Total Authors: 5
[1] Univ Fed ABC, Ctr Ciencias Nat & Humanas, Sao Bernardo Do Campo, SP - Brazil
[2] Univ Sao Paulo, Inst Biociencias, Dept Bot, Sao Paulo, SP - Brazil
Total Affiliations: 2
Document type: Journal article
Source: PLoS One; v. 14, n. 5 MAY 20 2019.
Web of Science Citations: 0

Long terminal repeat retrotransposons (LTR-RTs) in plant genomes differ in abundance, structure and genomic distribution, reflecting the large number of evolutionary lineages. Elements within lineages can be considered populations, in which each element is an individual in its genomic environment. In this way, it would be reasonable to apply microevolutionary analyses to understand transposable element (TE) evolution, such as those used to study the genetic structure of natural populations. Here, we applied a Bayesian method to infer genetic structure of populations together with classical phylogenetic and dating tools to analyze LTR-RT evolution using the monocot Setaria italica as a model species. In contrast to a phylogeny, the Bayesian clusterization method identifies populations by assigning individuals to one or more clusters according to the most probabilistic scenario of admixture, based on genetic diversity patterns. In this work, each LTR-RT insertion was considered to be one individual and each LTR-RT lineage was considered to be a single species.
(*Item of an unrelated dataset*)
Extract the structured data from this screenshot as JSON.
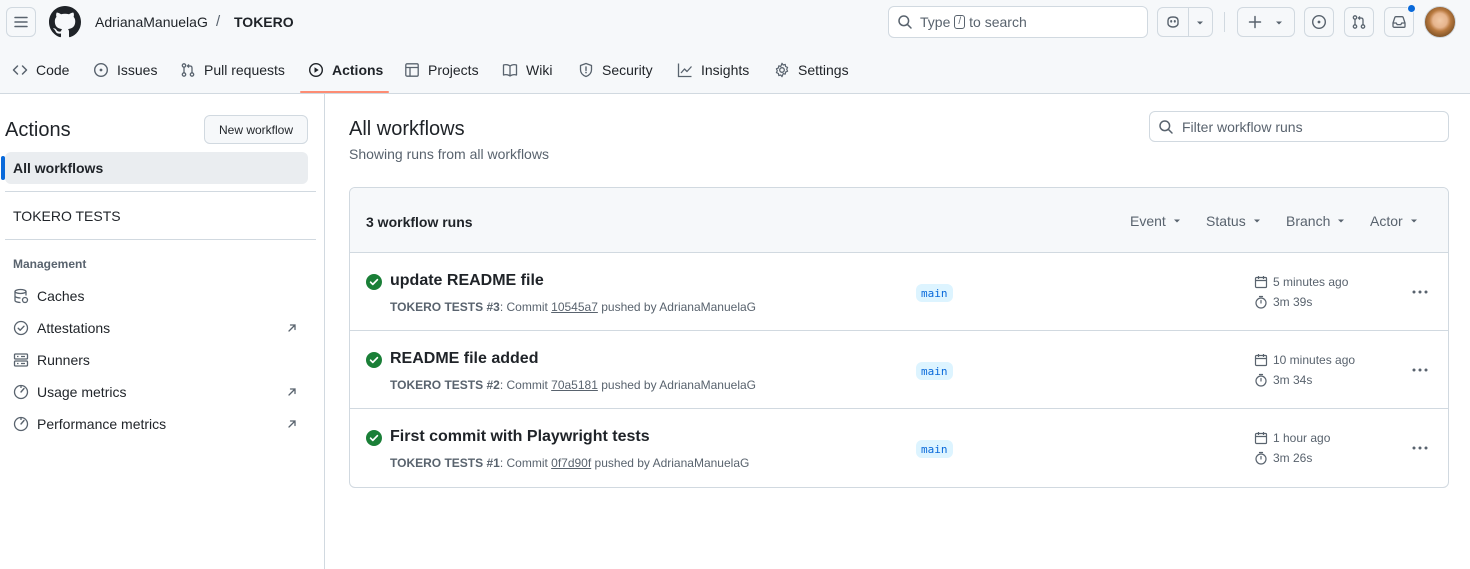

Nine evolutionary lineages of LTR-RTs were identified in the S. italica genome that had different genetic structures with variable numbers of clusters and levels of admixture. Comprehensive analysis of the phylogenetic, clusterization and time of insertion data allowed us to hypothesize that admixed elements represent sequences that harbor ancestral polymorphic sequence signatures. In conclusion, application of microevolutionary concepts in genome evolution studies is suitable as a complementary approach to phylogenetic analyses to address the evolutionary history and functional features of TEs. (AU)

FAPESP's process: 15/16975-6 - Water stress response inheritance in a monocot species with C4 photosynthesis: genetic and epigenetic mechanisms and the role of transposable elements
Grantee:Nathalia de Setta Costa
Support type: Regular Research Grants